Listen to this track by quirky Texan country-folk singer-songwriter, ‘Large Band’ honcho, and sometime actor Lyle Lovett. It’s “Skinny Legs” a 1994 track from his album I Love Everybody.

Here’s a tale for the non-rock star if there ever was one, a grass-is-always-greener narrative that many guys find themselves in the middle of when comparing themselves unfavourably to others.  In some ways, Lovett is like a gentler, country-folk answer to Randy Newman‘s more abrasive sense of cynicism and irony. Where Newman laughs at the world and it’s absurdities, it’s easy to get the impression that Lovett laughs along while throwing himself in there with it.

That’s one of the things that makes this song so endearing; it has a softer side, a sense of innocence to it that provides an emollient to the spiky themes that it deals with so subtly; envy, self-hatred, and living in a culture that very often values appearances over substance. Being in Hollywood circles as an actor must have given Lovett some sense of this in very personal terms.
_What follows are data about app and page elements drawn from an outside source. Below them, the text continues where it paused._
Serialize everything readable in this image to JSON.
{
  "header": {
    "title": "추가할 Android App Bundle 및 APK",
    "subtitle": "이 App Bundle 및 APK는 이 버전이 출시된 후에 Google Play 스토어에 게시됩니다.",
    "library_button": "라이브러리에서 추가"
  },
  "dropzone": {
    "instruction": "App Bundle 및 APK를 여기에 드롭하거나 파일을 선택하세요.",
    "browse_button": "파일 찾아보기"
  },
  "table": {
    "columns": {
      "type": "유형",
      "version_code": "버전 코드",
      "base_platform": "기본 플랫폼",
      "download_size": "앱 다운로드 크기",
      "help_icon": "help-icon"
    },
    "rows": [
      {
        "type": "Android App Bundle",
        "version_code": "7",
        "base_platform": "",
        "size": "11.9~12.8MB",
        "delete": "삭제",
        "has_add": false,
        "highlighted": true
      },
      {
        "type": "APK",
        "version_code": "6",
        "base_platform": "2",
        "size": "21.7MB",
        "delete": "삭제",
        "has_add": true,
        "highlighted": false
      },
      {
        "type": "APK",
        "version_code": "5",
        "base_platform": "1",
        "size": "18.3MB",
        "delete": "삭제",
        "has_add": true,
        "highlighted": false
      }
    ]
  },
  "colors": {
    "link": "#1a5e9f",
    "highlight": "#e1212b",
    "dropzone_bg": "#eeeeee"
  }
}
Yet, that’s another ironic twist to be found in the background of this song, and the record off of which it comes. Read more